Images within the entries are to be omitted; the remainder must be reproduced exactly.

[Data records for software interfaces]
______________________________
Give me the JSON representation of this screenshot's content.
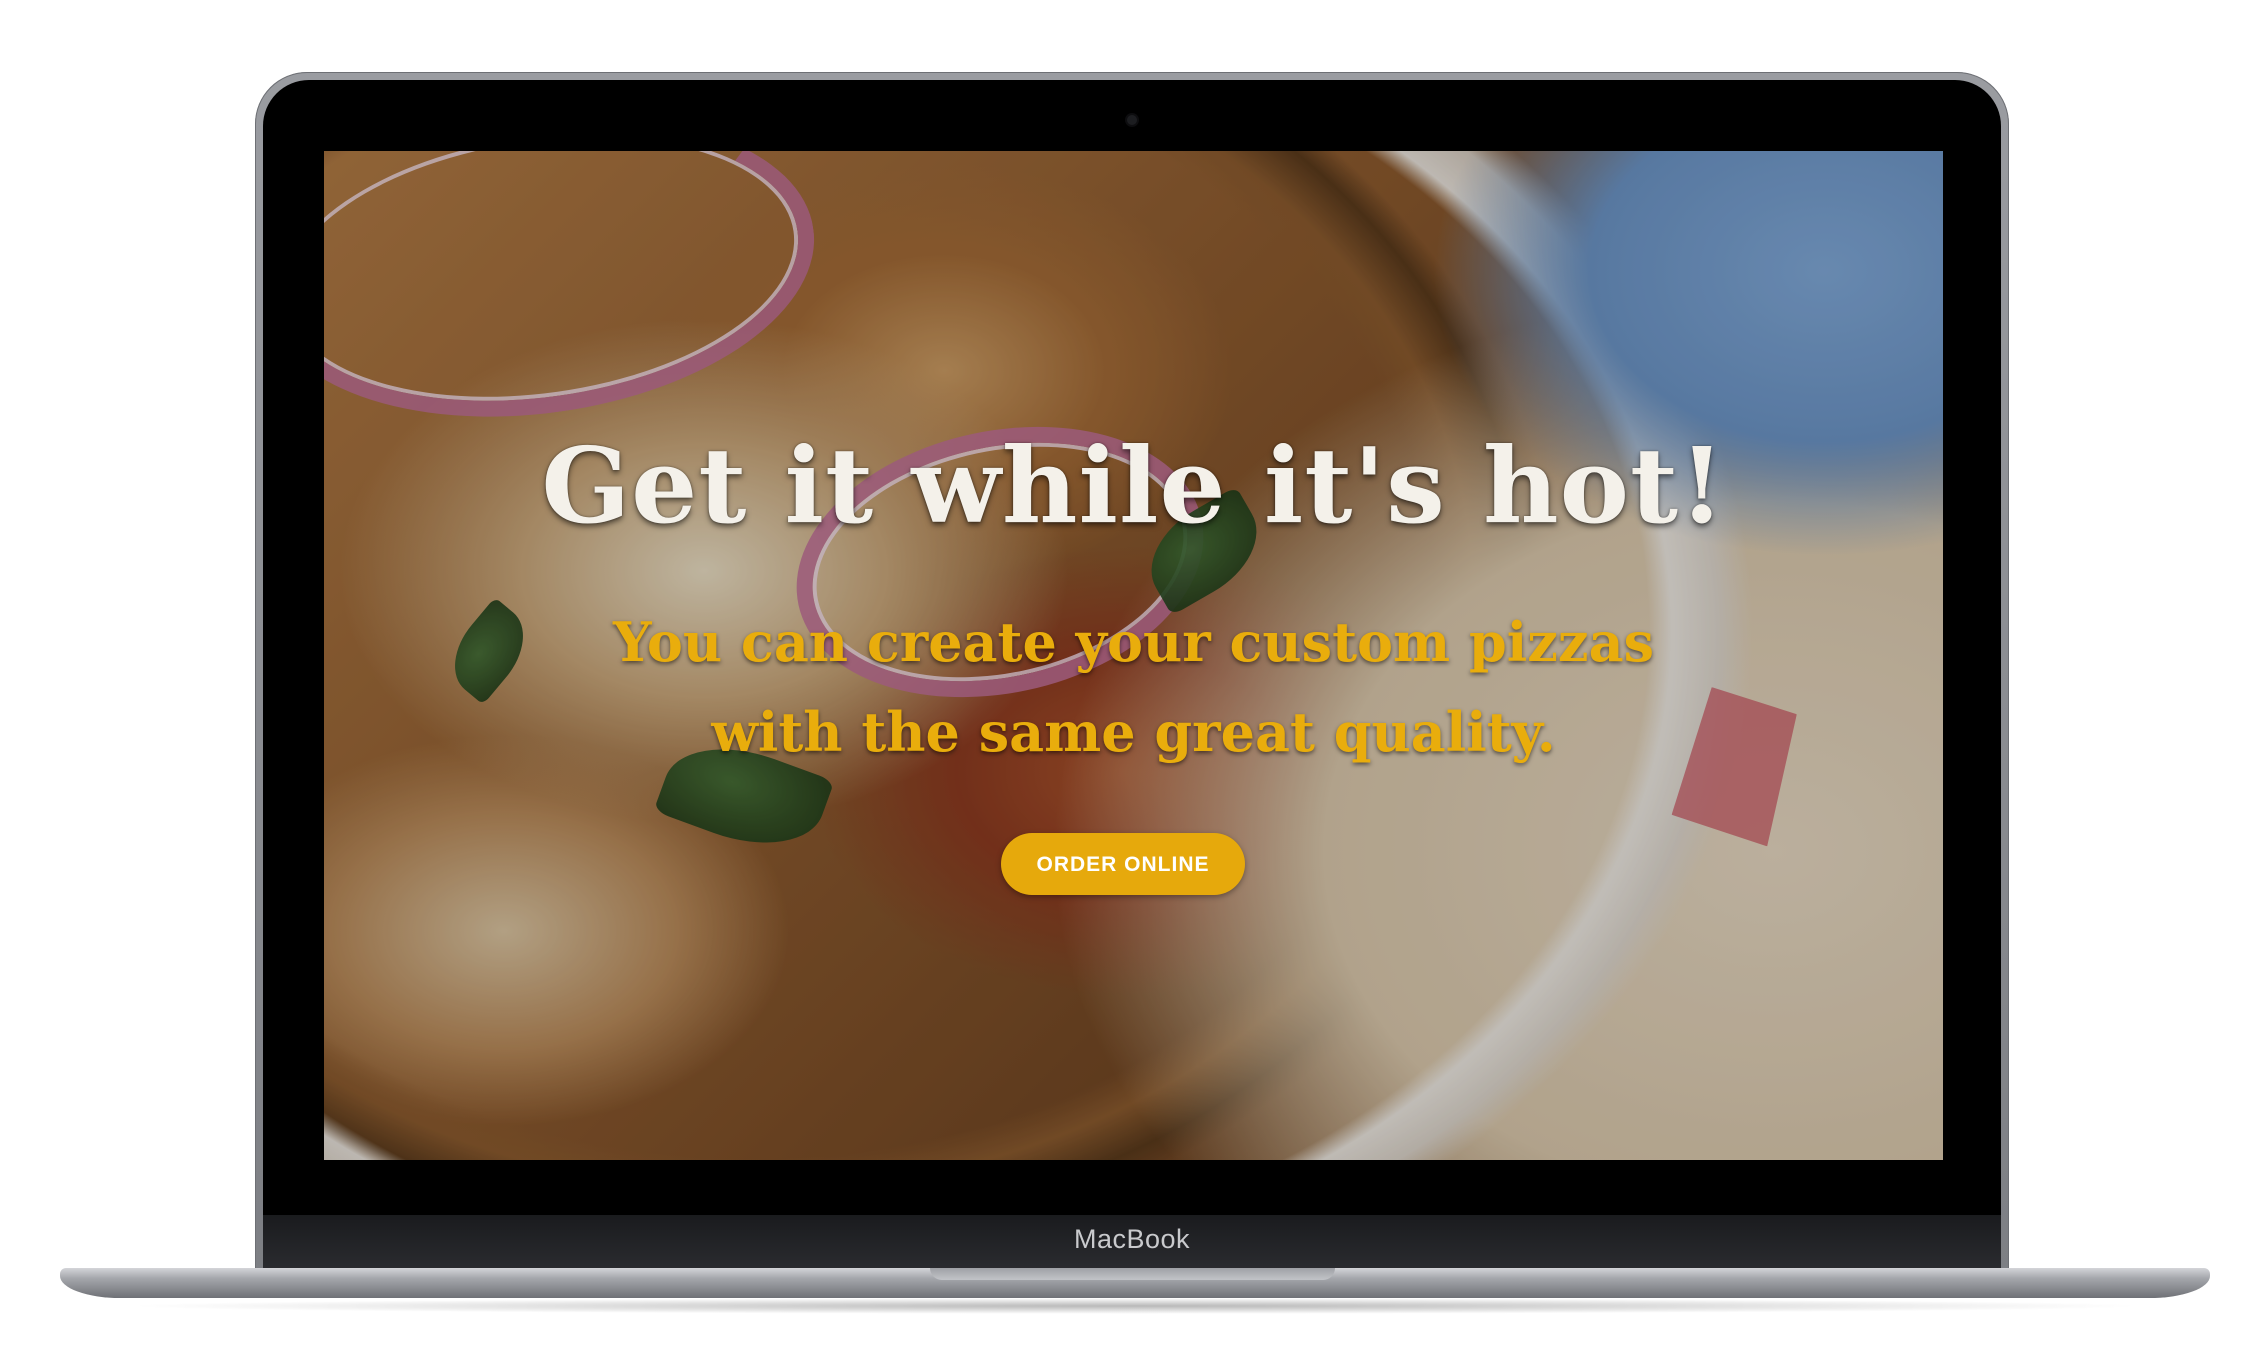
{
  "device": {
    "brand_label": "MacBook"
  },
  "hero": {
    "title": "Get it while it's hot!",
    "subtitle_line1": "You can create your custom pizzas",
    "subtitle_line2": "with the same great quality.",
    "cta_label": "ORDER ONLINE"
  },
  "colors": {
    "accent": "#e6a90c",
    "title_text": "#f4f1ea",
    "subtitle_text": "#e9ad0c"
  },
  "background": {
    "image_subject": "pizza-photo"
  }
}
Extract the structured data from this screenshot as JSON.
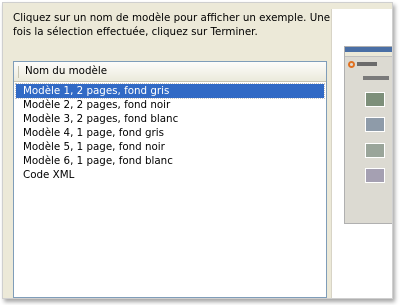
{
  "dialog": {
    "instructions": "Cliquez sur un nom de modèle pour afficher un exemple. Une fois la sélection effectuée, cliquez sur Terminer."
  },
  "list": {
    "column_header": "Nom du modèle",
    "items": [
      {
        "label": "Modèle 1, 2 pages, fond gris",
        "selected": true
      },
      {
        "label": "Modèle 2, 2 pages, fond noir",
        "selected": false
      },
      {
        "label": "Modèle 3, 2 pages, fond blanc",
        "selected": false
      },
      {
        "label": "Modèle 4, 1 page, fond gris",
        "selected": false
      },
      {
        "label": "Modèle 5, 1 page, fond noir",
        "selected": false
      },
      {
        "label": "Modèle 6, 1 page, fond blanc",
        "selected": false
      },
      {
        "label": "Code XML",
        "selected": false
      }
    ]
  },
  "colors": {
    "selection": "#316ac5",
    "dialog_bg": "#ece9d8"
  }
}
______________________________
§ **EXPECTED ANSWER**
Give me the JSON representation of this screenshot's content.
{
  "device": {
    "brand_label": "MacBook"
  },
  "hero": {
    "title": "Get it while it's hot!",
    "subtitle_line1": "You can create your custom pizzas",
    "subtitle_line2": "with the same great quality.",
    "cta_label": "ORDER ONLINE"
  },
  "colors": {
    "accent": "#e6a90c",
    "title_text": "#f4f1ea",
    "subtitle_text": "#e9ad0c"
  },
  "background": {
    "image_subject": "pizza-photo"
  }
}
Extract the structured data from this screenshot as JSON.
{
  "dialog": {
    "instructions": "Cliquez sur un nom de modèle pour afficher un exemple. Une fois la sélection effectuée, cliquez sur Terminer."
  },
  "list": {
    "column_header": "Nom du modèle",
    "items": [
      {
        "label": "Modèle 1, 2 pages, fond gris",
        "selected": true
      },
      {
        "label": "Modèle 2, 2 pages, fond noir",
        "selected": false
      },
      {
        "label": "Modèle 3, 2 pages, fond blanc",
        "selected": false
      },
      {
        "label": "Modèle 4, 1 page, fond gris",
        "selected": false
      },
      {
        "label": "Modèle 5, 1 page, fond noir",
        "selected": false
      },
      {
        "label": "Modèle 6, 1 page, fond blanc",
        "selected": false
      },
      {
        "label": "Code XML",
        "selected": false
      }
    ]
  },
  "colors": {
    "selection": "#316ac5",
    "dialog_bg": "#ece9d8"
  }
}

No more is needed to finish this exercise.